‘I used to sneak out of the house and go beyond where I was supposed to go. That would take place on my Radio Flyer or on my Big Wheel.’

On the solo adventuring that inspired Radio Flyer‘s title track (“And my big brother never wanted me to hang with his friends…”):

I think any girl who had an older brother can understand that at a certain point, your older brother will be embarrassed by you. He’s four years older. We were best friends in a lot of ways — kind of by force — but he didn’t want his friends to have a crush on me, so he didn’t want me around that much. Also, he didn’t want me to like them. He didn’t want to be slowed down by his baby sister. I wrote ["Radio Flyer"] about the time we lived in State College, Pennsylvania, where a lot of my first memories are from. He had a group of six or seven dudes. We would all just be around the neighborhood, playing football, skateboarding and riding bikes together. State College is almost rural, where Penn State is but outside of that, with mountains, woods and huge forests behind our own homes.

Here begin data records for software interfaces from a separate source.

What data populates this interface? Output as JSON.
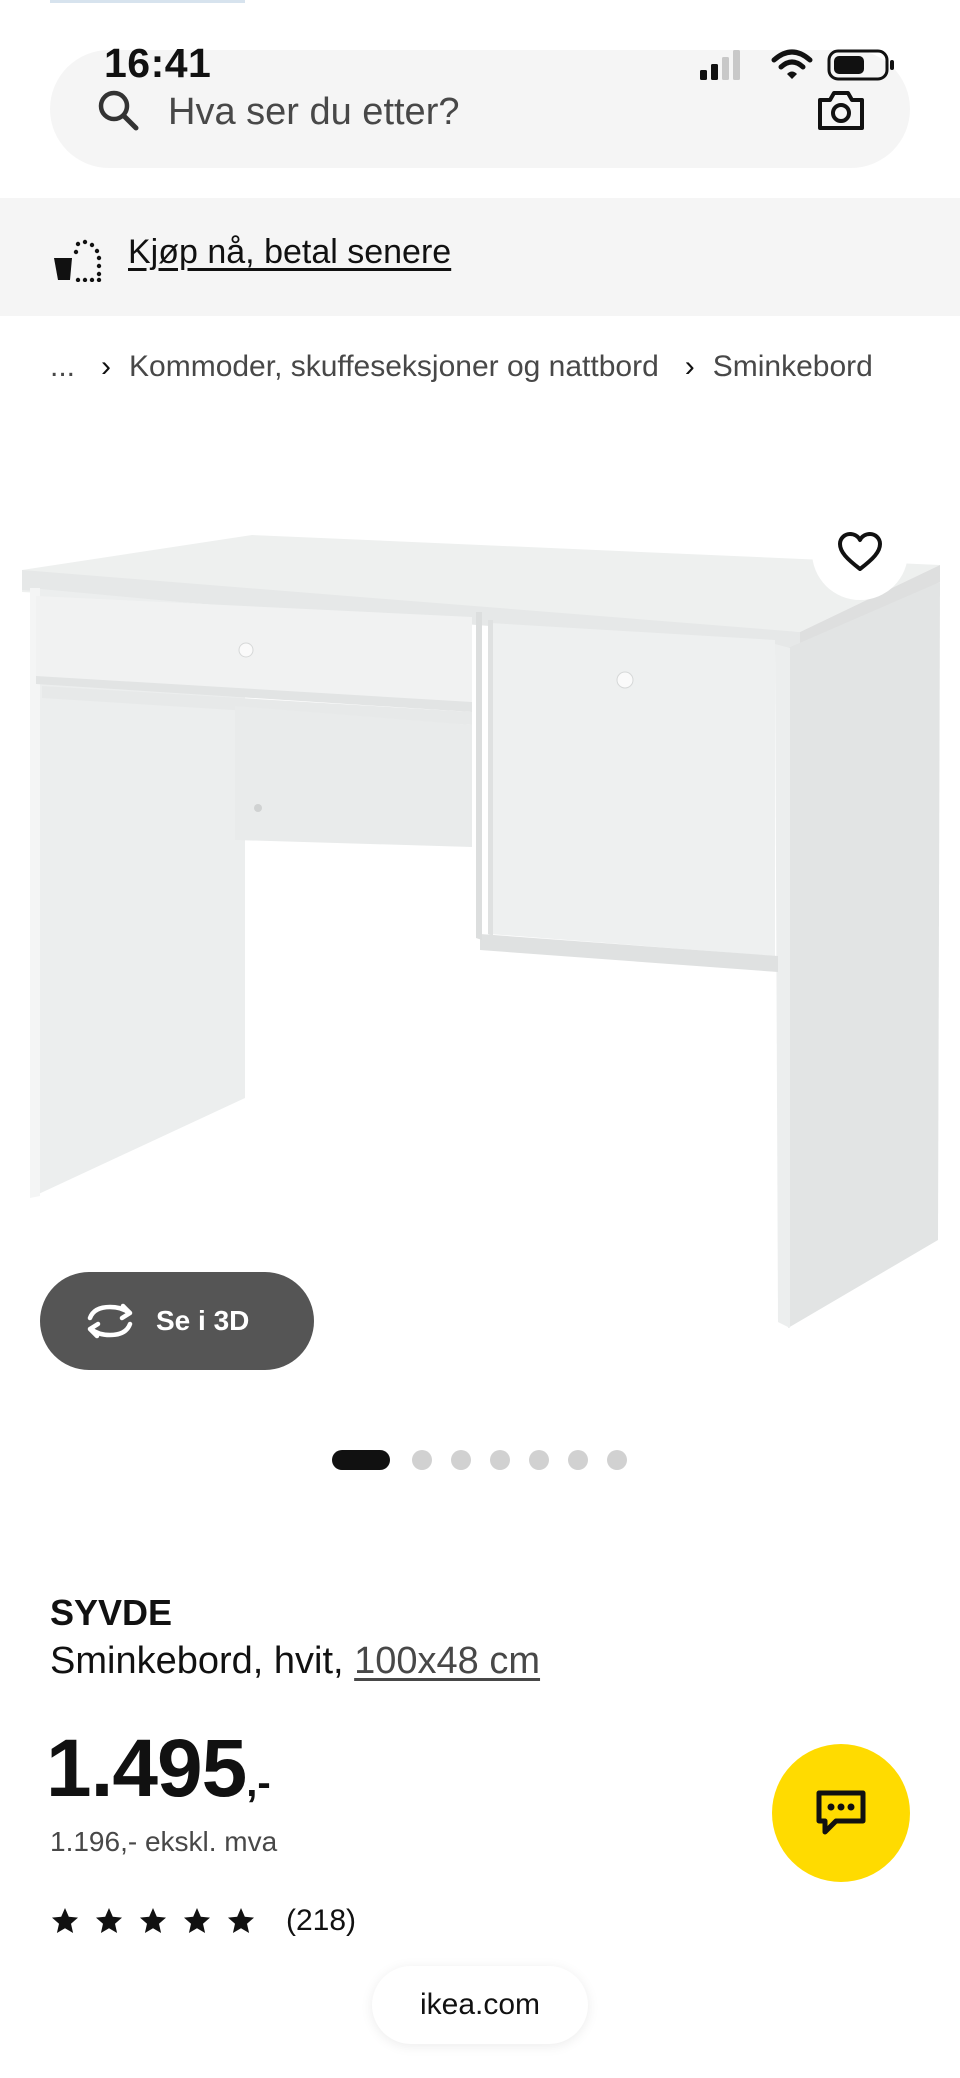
{
  "status_bar": {
    "time": "16:41"
  },
  "search": {
    "placeholder": "Hva ser du etter?"
  },
  "promo": {
    "label": "Kjøp nå, betal senere"
  },
  "breadcrumb": {
    "items": [
      "...",
      "Kommoder, skuffeseksjoner og nattbord",
      "Sminkebord"
    ],
    "separator": "›"
  },
  "gallery": {
    "view_3d_label": "Se i 3D",
    "dot_count": 7,
    "active_index": 0
  },
  "product": {
    "name": "SYVDE",
    "description": "Sminkebord, hvit, ",
    "measure": "100x48 cm",
    "price_integer": "1.495",
    "price_suffix": ",-",
    "price_ex_vat": "1.196,- ekskl. mva",
    "rating_stars": 5,
    "rating_count": "(218)"
  },
  "browser": {
    "url": "ikea.com"
  },
  "colors": {
    "chat_button": "#ffdb00",
    "view3d_button": "#555555",
    "band_gray": "#f5f5f5"
  },
  "icons": {
    "search": "search-icon",
    "camera": "camera-icon",
    "promo": "payment-bag-icon",
    "favorite": "heart-icon",
    "view3d": "rotate-3d-icon",
    "chat": "chat-icon",
    "star": "star-icon"
  }
}
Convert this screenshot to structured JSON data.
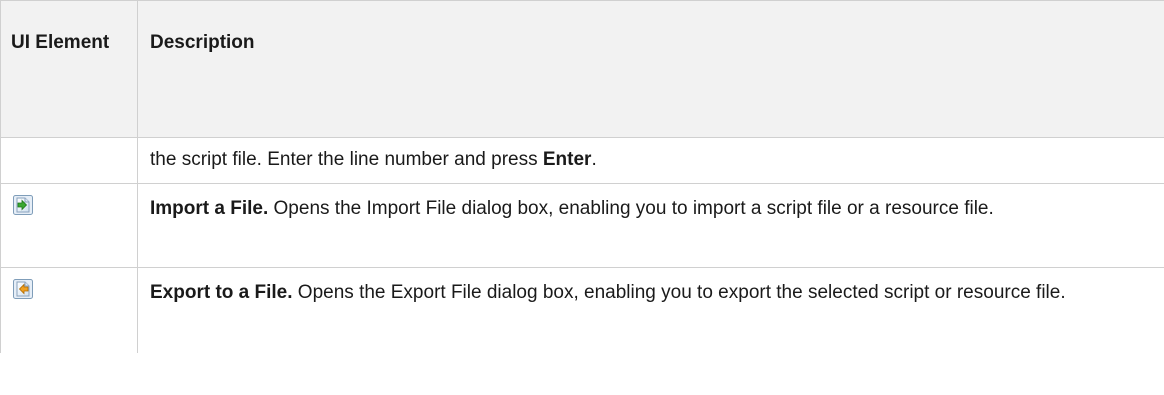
{
  "table": {
    "headers": {
      "ui_element": "UI Element",
      "description": "Description"
    },
    "rows": [
      {
        "icon": null,
        "description_text": "the script file. Enter the line number and press ",
        "description_bold_tail": "Enter",
        "description_end": "."
      },
      {
        "icon": "import-file-icon",
        "title": "Import a File.",
        "description": " Opens the Import File dialog box, enabling you to import a script file or a resource file."
      },
      {
        "icon": "export-file-icon",
        "title": "Export to a File.",
        "description": " Opens the Export File dialog box, enabling you to export the selected script or resource file."
      }
    ]
  },
  "colors": {
    "header_bg": "#f2f2f2",
    "border": "#d0d0d0",
    "icon_arrow": "#3aa832"
  }
}
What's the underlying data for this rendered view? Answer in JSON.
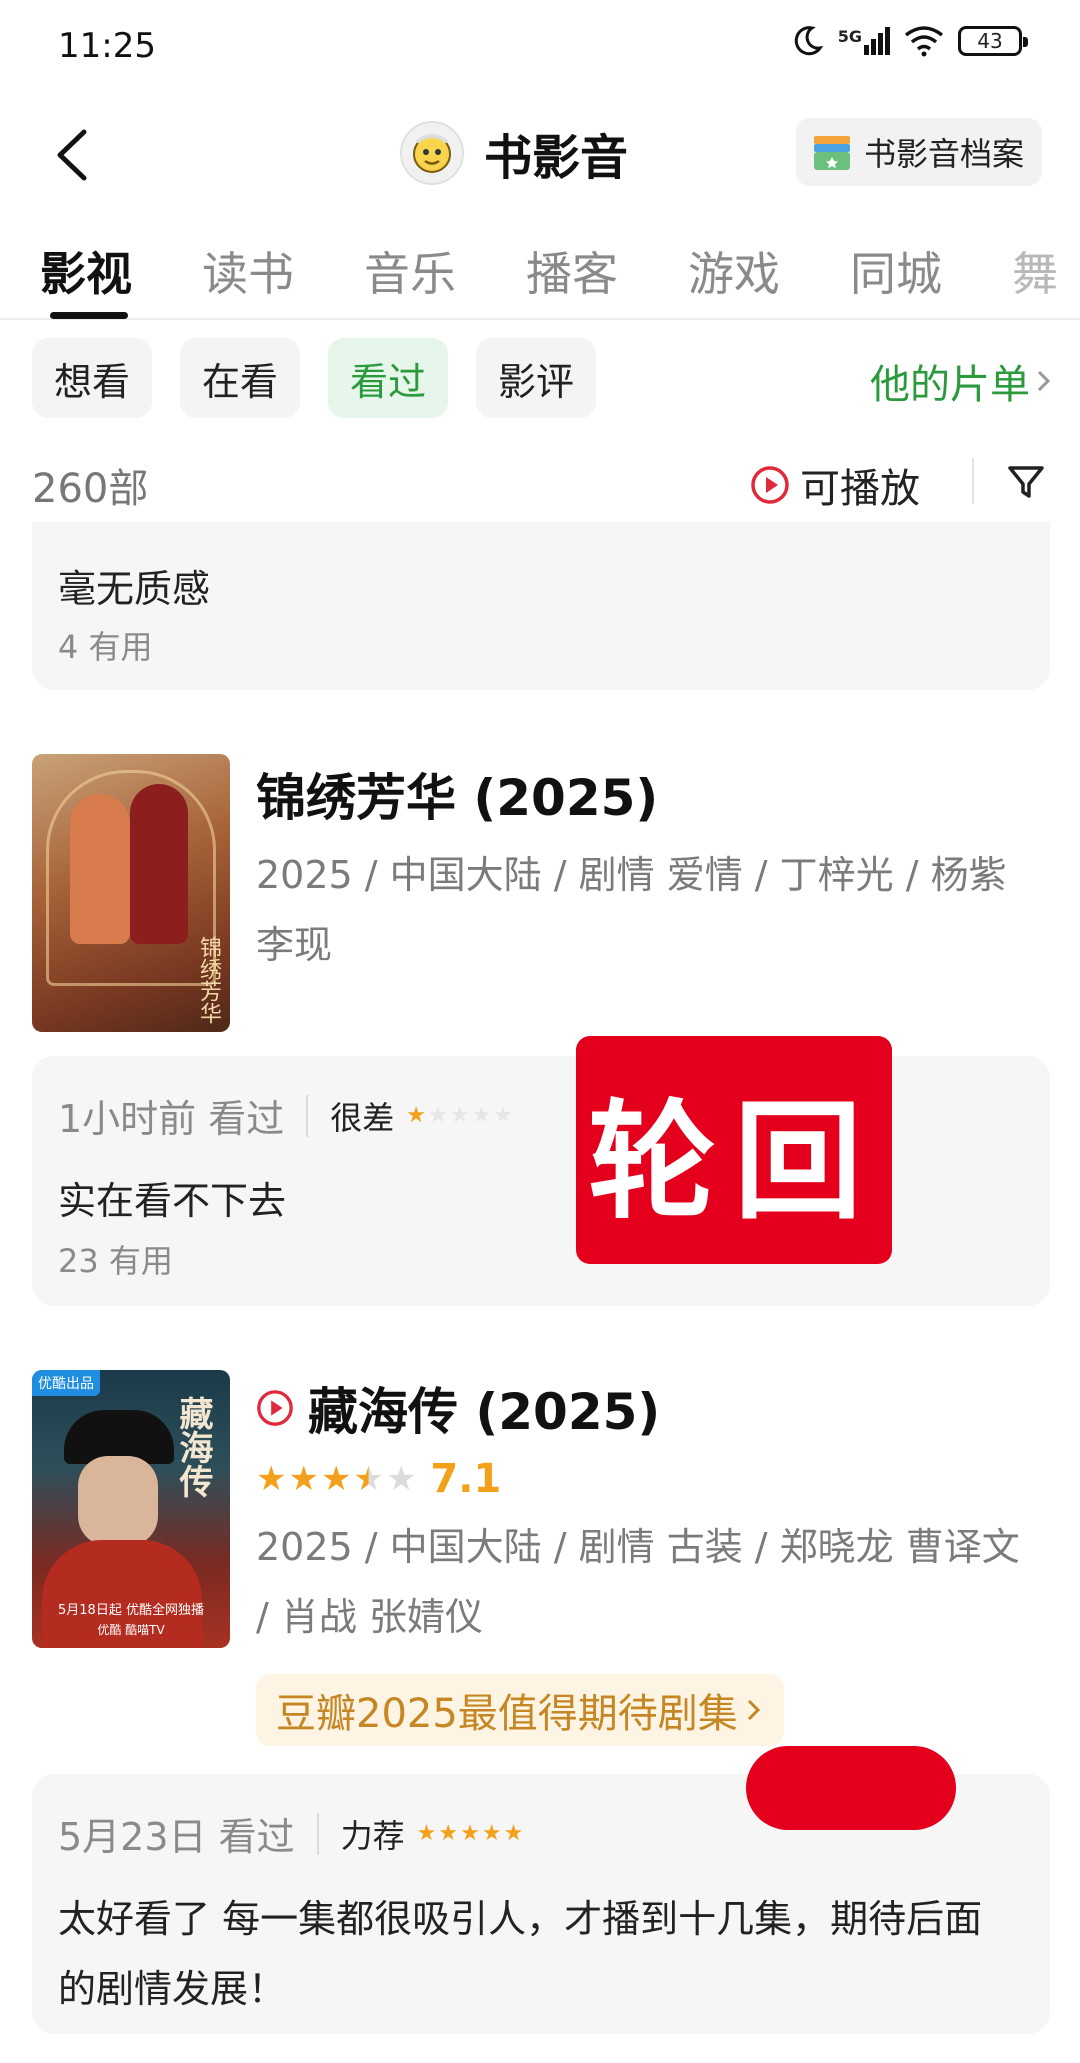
{
  "status_bar": {
    "time": "11:25",
    "network": "5G",
    "battery": "43"
  },
  "header": {
    "title": "书影音",
    "archive_label": "书影音档案"
  },
  "tabs": [
    {
      "label": "影视",
      "active": true
    },
    {
      "label": "读书",
      "active": false
    },
    {
      "label": "音乐",
      "active": false
    },
    {
      "label": "播客",
      "active": false
    },
    {
      "label": "游戏",
      "active": false
    },
    {
      "label": "同城",
      "active": false
    },
    {
      "label": "舞",
      "active": false
    }
  ],
  "filters": {
    "chips": [
      {
        "label": "想看",
        "active": false
      },
      {
        "label": "在看",
        "active": false
      },
      {
        "label": "看过",
        "active": true
      },
      {
        "label": "影评",
        "active": false
      }
    ],
    "his_list": "他的片单"
  },
  "count": {
    "text": "260部",
    "playable": "可播放"
  },
  "prev_review": {
    "text": "毫无质感",
    "helpful": "4 有用"
  },
  "items": [
    {
      "title": "锦绣芳华 (2025)",
      "info": "2025 / 中国大陆 / 剧情 爱情 / 丁梓光 / 杨紫 李现",
      "poster_text": "锦绣芳华",
      "review": {
        "time": "1小时前 看过",
        "rating_word": "很差",
        "stars": 1,
        "text": "实在看不下去",
        "helpful": "23 有用"
      }
    },
    {
      "title": "藏海传 (2025)",
      "playable": true,
      "rating_stars": 3.5,
      "score": "7.1",
      "info": "2025 / 中国大陆 / 剧情 古装 / 郑晓龙 曹译文 / 肖战 张婧仪",
      "poster_badge": "优酷出品",
      "poster_title": "藏海传",
      "poster_date": "5月18日起 优酷全网独播",
      "poster_platforms": "优酷 酷喵TV",
      "banner": "豆瓣2025最值得期待剧集",
      "review": {
        "time": "5月23日 看过",
        "rating_word": "力荐",
        "stars": 5,
        "text": "太好看了 每一集都很吸引人，才播到十几集，期待后面的剧情发展！"
      }
    }
  ],
  "overlay_text": "轮回",
  "colors": {
    "accent_green": "#2a9a3c",
    "star_orange": "#f3a01b",
    "red_mark": "#e4001c"
  }
}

He and his friends used to explore everywhere. I used to try and come, and he didn’t really want me around. So I used to sneak out of the house and go beyond where I was supposed to go. That would take place on my Radio Flyer or on my Big Wheel. The first sport I ever tried was skateboarding, and that was a terrible experience. I still have scars on my legs because of that. I guess I spent a lot of time, just trying to do what a lot of them did but like, without him. So ["Radio Flyer"] is so true life. I had sent the song to my brother. He was touched, but then he was like, “Why did you have to call me out like that?”